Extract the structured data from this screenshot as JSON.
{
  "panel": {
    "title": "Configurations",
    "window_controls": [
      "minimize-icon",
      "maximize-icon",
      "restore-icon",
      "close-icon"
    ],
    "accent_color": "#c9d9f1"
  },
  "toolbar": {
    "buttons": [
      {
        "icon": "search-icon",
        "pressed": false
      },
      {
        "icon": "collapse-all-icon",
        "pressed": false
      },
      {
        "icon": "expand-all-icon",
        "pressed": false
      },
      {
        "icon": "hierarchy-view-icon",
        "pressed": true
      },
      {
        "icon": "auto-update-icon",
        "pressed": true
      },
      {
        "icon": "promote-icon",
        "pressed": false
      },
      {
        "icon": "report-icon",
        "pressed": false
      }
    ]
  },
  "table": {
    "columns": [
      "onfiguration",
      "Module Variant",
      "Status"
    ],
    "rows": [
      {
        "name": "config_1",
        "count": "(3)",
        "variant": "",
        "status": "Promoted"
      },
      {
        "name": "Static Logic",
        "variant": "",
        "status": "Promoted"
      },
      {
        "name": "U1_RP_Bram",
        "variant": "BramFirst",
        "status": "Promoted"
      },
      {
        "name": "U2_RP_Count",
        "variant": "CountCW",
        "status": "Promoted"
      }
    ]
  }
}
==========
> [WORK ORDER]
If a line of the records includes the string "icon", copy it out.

> [WORKED SOLUTION]
      "minimize-icon",
      "maximize-icon",
      "restore-icon",
      "close-icon"
        "icon": "search-icon",
        "icon": "collapse-all-icon",
        "icon": "expand-all-icon",
        "icon": "hierarchy-view-icon",
        "icon": "auto-update-icon",
        "icon": "promote-icon",
        "icon": "report-icon",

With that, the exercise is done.